Data provided »
• • • • •

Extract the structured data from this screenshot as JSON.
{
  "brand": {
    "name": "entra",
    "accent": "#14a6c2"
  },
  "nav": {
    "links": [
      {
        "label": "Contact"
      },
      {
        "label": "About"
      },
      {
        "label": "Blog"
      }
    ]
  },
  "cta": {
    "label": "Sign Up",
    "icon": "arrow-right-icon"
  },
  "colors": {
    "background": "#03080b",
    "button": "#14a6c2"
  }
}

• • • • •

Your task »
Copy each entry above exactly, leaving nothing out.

Task output »
Extract the structured data from this screenshot as JSON.
{
  "brand": {
    "name": "entra",
    "accent": "#14a6c2"
  },
  "nav": {
    "links": [
      {
        "label": "Contact"
      },
      {
        "label": "About"
      },
      {
        "label": "Blog"
      }
    ]
  },
  "cta": {
    "label": "Sign Up",
    "icon": "arrow-right-icon"
  },
  "colors": {
    "background": "#03080b",
    "button": "#14a6c2"
  }
}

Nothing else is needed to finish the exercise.